Turdus rufopalliatus

Length: 9.5 inches Wingspan: 15.5 inches Seasonality: Non-resident in South Dakota
ID Keys: Gray head, rump and nape, rufous back, orange/rufous flanks and breast, obvious eyering, streaked throat

Rufous-backed Robin - Turdus rufopalliatusThe Rufous-backed Robin is a medium-sized thrush species native to western Mexico.  They have been known to wander, however, and there are many sightings of the species in the United States.  Most sightings occur in the fall, after the summer breeding season.  Southeastern Arizona is the location where they are seen the most, but they have also been seen a number of times in southern Texas, California, and New Mexico.  They are also sometimes called "Rufous-backed Thrush" or "Grayson's Thrush", with the latter sometimes treated as a sub-species (found in .Tres Marias islands of Mexico).

Habitat: .Found in deciduous forests, from semi-arid to semi-humid. They also may be found in suburban areas and parks, managed plantations, riparian thickets and woodlands, and agricultural hedgerows and woodlots.

Diet: Omnivorous, feeding heavily on earthworms, insects, and other small invertebrates, as well as fruits and berries

Behavior: Foraging is often done on the ground, with short hops interspersed with pauses, particularly as they search for worms and other invertebrates.  They will also feed among the foliage and branches of trees and shrubs.
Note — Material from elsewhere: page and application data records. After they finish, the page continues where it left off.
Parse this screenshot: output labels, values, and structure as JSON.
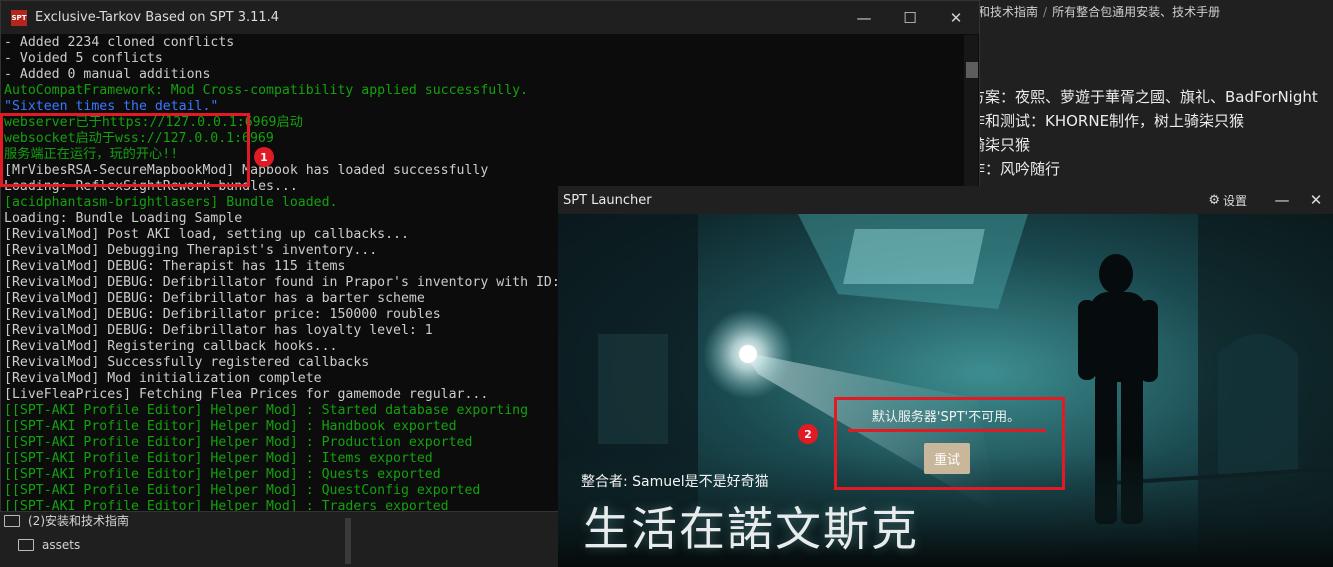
{
  "background_doc": {
    "breadcrumb": [
      "和技术指南",
      "所有整合包通用安装、技术手册"
    ],
    "lines": [
      "?",
      "方案：夜熙、萝遊于華胥之國、旗礼、BadForNight",
      "作和测试：KHORNE制作，树上骑柒只猴",
      "骑柒只猴",
      "作：风吟随行"
    ]
  },
  "explorer": {
    "items": [
      "(2)安装和技术指南",
      "assets"
    ]
  },
  "console": {
    "title": "Exclusive-Tarkov Based on SPT 3.11.4",
    "icon_text": "SPT",
    "lines": [
      {
        "text": "- Added 2234 cloned conflicts",
        "color": "white"
      },
      {
        "text": "- Voided 5 conflicts",
        "color": "white"
      },
      {
        "text": "- Added 0 manual additions",
        "color": "white"
      },
      {
        "text": "AutoCompatFramework: Mod Cross-compatibility applied successfully.",
        "color": "green"
      },
      {
        "text": "\"Sixteen times the detail.\"",
        "color": "blue"
      },
      {
        "text": "webserver已于https://127.0.0.1:6969启动",
        "color": "green"
      },
      {
        "text": "websocket启动于wss://127.0.0.1:6969",
        "color": "green"
      },
      {
        "text": "服务端正在运行，玩的开心!!",
        "color": "green"
      },
      {
        "text": "[MrVibesRSA-SecureMapbookMod] Mapbook has loaded successfully",
        "color": "white"
      },
      {
        "text": "Loading: ReflexSightRework bundles...",
        "color": "white"
      },
      {
        "text": "[acidphantasm-brightlasers] Bundle loaded.",
        "color": "green"
      },
      {
        "text": "Loading: Bundle Loading Sample",
        "color": "white"
      },
      {
        "text": "[RevivalMod] Post AKI load, setting up callbacks...",
        "color": "white"
      },
      {
        "text": "[RevivalMod] Debugging Therapist's inventory...",
        "color": "white"
      },
      {
        "text": "[RevivalMod] DEBUG: Therapist has 115 items",
        "color": "white"
      },
      {
        "text": "[RevivalMod] DEBUG: Defibrillator found in Prapor's inventory with ID:",
        "color": "white"
      },
      {
        "text": "[RevivalMod] DEBUG: Defibrillator has a barter scheme",
        "color": "white"
      },
      {
        "text": "[RevivalMod] DEBUG: Defibrillator price: 150000 roubles",
        "color": "white"
      },
      {
        "text": "[RevivalMod] DEBUG: Defibrillator has loyalty level: 1",
        "color": "white"
      },
      {
        "text": "[RevivalMod] Registering callback hooks...",
        "color": "white"
      },
      {
        "text": "[RevivalMod] Successfully registered callbacks",
        "color": "white"
      },
      {
        "text": "[RevivalMod] Mod initialization complete",
        "color": "white"
      },
      {
        "text": "[LiveFleaPrices] Fetching Flea Prices for gamemode regular...",
        "color": "white"
      },
      {
        "text": "[[SPT-AKI Profile Editor] Helper Mod] : Started database exporting",
        "color": "green"
      },
      {
        "text": "[[SPT-AKI Profile Editor] Helper Mod] : Handbook exported",
        "color": "green"
      },
      {
        "text": "[[SPT-AKI Profile Editor] Helper Mod] : Production exported",
        "color": "green"
      },
      {
        "text": "[[SPT-AKI Profile Editor] Helper Mod] : Items exported",
        "color": "green"
      },
      {
        "text": "[[SPT-AKI Profile Editor] Helper Mod] : Quests exported",
        "color": "green"
      },
      {
        "text": "[[SPT-AKI Profile Editor] Helper Mod] : QuestConfig exported",
        "color": "green"
      },
      {
        "text": "[[SPT-AKI Profile Editor] Helper Mod] : Traders exported",
        "color": "green"
      }
    ]
  },
  "annotations": {
    "badge1": "1",
    "badge2": "2"
  },
  "launcher": {
    "title": "SPT Launcher",
    "settings_label": "设置",
    "error_message": "默认服务器'SPT'不可用。",
    "retry_label": "重试",
    "credit": "整合者: Samuel是不是好奇猫",
    "game_title": "生活在諾文斯克"
  },
  "colors": {
    "console_green": "#13a10e",
    "console_blue": "#3b78ff",
    "console_white": "#cccccc",
    "annotation_red": "#e01b24",
    "retry_button": "#c9b79c"
  }
}
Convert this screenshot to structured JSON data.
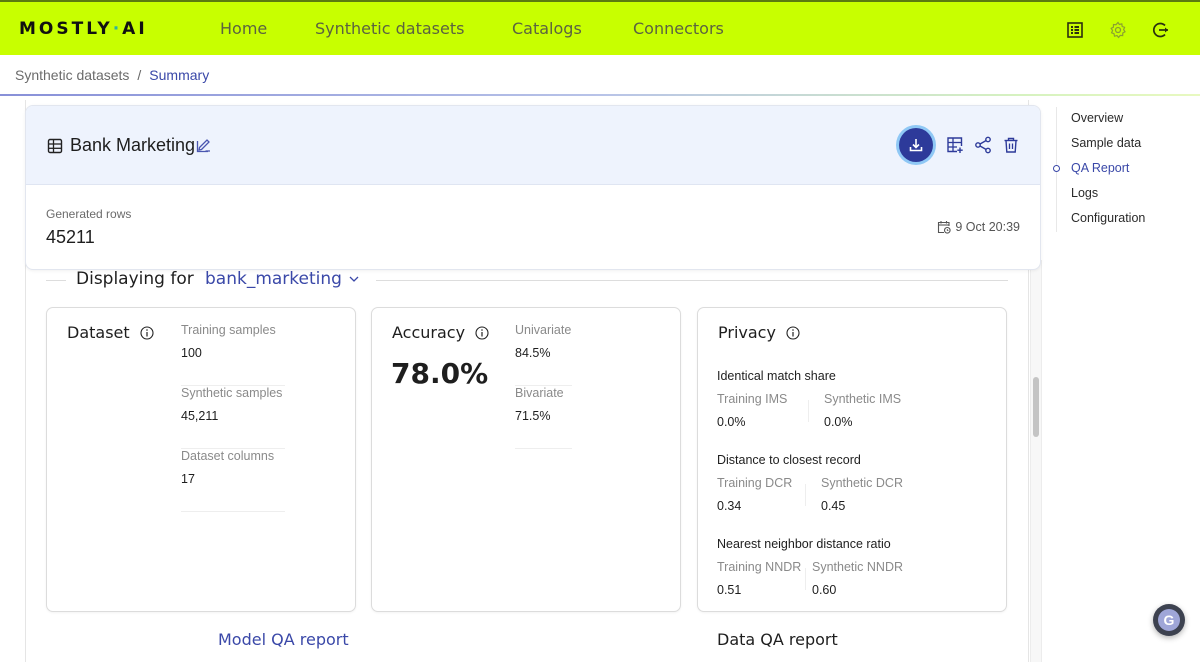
{
  "app": {
    "logo_left": "MOSTLY",
    "logo_dot": "·",
    "logo_right": "AI"
  },
  "nav": {
    "items": [
      {
        "label": "Home"
      },
      {
        "label": "Synthetic datasets"
      },
      {
        "label": "Catalogs"
      },
      {
        "label": "Connectors"
      }
    ],
    "icons": [
      "docs-icon",
      "gear-icon",
      "logout-icon"
    ]
  },
  "breadcrumb": {
    "parent": "Synthetic datasets",
    "separator": "/",
    "current": "Summary"
  },
  "dataset": {
    "title": "Bank Marketing",
    "generated_rows_label": "Generated rows",
    "generated_rows_value": "45211",
    "date": "9 Oct 20:39"
  },
  "colors": {
    "accent": "#c8ff00",
    "brand_blue": "#3a48a8",
    "download_button": "#2d3a9a"
  },
  "display": {
    "label": "Displaying for",
    "selected_table": "bank_marketing"
  },
  "cards": {
    "dataset": {
      "title": "Dataset",
      "metrics": [
        {
          "label": "Training samples",
          "value": "100"
        },
        {
          "label": "Synthetic samples",
          "value": "45,211"
        },
        {
          "label": "Dataset columns",
          "value": "17"
        }
      ]
    },
    "accuracy": {
      "title": "Accuracy",
      "overall": "78.0%",
      "metrics": [
        {
          "label": "Univariate",
          "value": "84.5%"
        },
        {
          "label": "Bivariate",
          "value": "71.5%"
        }
      ]
    },
    "privacy": {
      "title": "Privacy",
      "sections": [
        {
          "title": "Identical match share",
          "training_label": "Training IMS",
          "training_value": "0.0%",
          "synthetic_label": "Synthetic IMS",
          "synthetic_value": "0.0%"
        },
        {
          "title": "Distance to closest record",
          "training_label": "Training DCR",
          "training_value": "0.34",
          "synthetic_label": "Synthetic DCR",
          "synthetic_value": "0.45"
        },
        {
          "title": "Nearest neighbor distance ratio",
          "training_label": "Training NNDR",
          "training_value": "0.51",
          "synthetic_label": "Synthetic NNDR",
          "synthetic_value": "0.60"
        }
      ]
    }
  },
  "reports": {
    "model": "Model QA report",
    "data": "Data QA report"
  },
  "side_nav": {
    "items": [
      {
        "label": "Overview"
      },
      {
        "label": "Sample data"
      },
      {
        "label": "QA Report",
        "active": true
      },
      {
        "label": "Logs"
      },
      {
        "label": "Configuration"
      }
    ]
  },
  "fab": {
    "glyph": "G"
  }
}
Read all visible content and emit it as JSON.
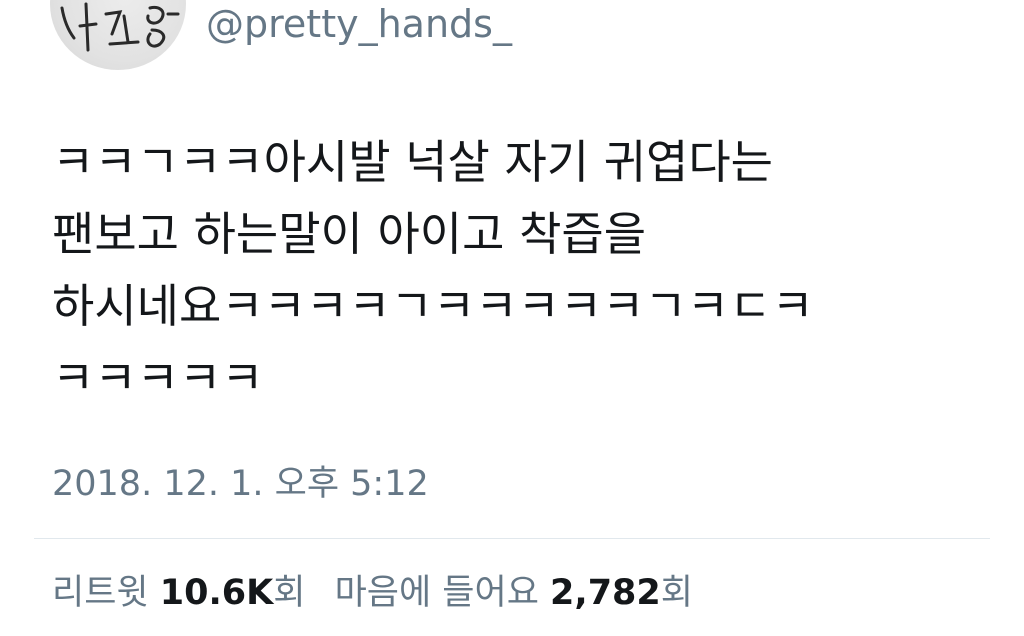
{
  "user": {
    "handle": "@pretty_hands_"
  },
  "tweet": {
    "lines": [
      "ㅋㅋㄱㅋㅋ아시발 넉살 자기 귀엽다는",
      "팬보고 하는말이 아이고 착즙을",
      "하시네요ㅋㅋㅋㅋㄱㅋㅋㅋㅋㅋㄱㅋㄷㅋ",
      "ㅋㅋㅋㅋㅋ"
    ],
    "timestamp": "2018. 12. 1. 오후 5:12"
  },
  "stats": {
    "retweets": {
      "label": "리트윗",
      "value": "10.6K",
      "suffix": "회"
    },
    "likes": {
      "label": "마음에 들어요",
      "value": "2,782",
      "suffix": "회"
    }
  },
  "icons": {
    "avatar": "profile-avatar-handwriting"
  }
}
They are often gregarious outside of the breeding season, forming loose foraging flocks.

Nesting: The nest of a Rufous-backed Robin is a cup of grasses, moss, rootlets, and small twigs, bound together with mud.  It is placed in tree or shrub, from 3 to 25 feet from the ground.  The female lays between 2 and 4 eggs, and she alone incubates them.  The eggs hatch after about 2 weeks, and both the male and female feed and raise the young.  The young fledge after about 16 days.

Song: The song is a thin series of musical warbles, not dissimilar from an American Robin in style but generally weaker in presentation.

Migration: Considered non-migratory throughout their normal range.  However, given the number of sightings in the U.S. and the timing of those sightings, it is obvious that significant post-breeding dispersal often occurs.

Feeders: They will occasionally attend feeders for offered fruits and berries.

Interactive eBird map: Click here to access an interactive eBird map of Rufous-backed Robin sightings

Similar Species: For vagrants found in the United States, they are most likely to be confused with American Robin.  They could also be confused with Clay-colored Thrush, another tropical vagrant sometimes found in the same areas of the southwestern U.S.

Conservation Status: Populations are considered stable, they are found over a relatively wide geographic area, and they are common in parts of their range. The IUCN lists the Rufous-backed Robin as a species of "Least Concern".

Further Information: 1) BirdLife International - Rufous-backed Robin

2) WhatBird - Rufous-backed Robin

3) Cornell's NeoTropical Birds - Rufous-backed Robin

Photo Information: Photo by Tom Benson - October 9th, 2012 - Chiriaco Summit, California - Photo licensed under Creative Commons Attribution NonCommercial NoDerivs 2.0 Generic License


Click below for a higher-resolution map
Rufous-backed Robin - Range Map
South Dakota Status: Non-resident in South Dakota

Additional Rufous-backed Robin Photos (coming soon!!)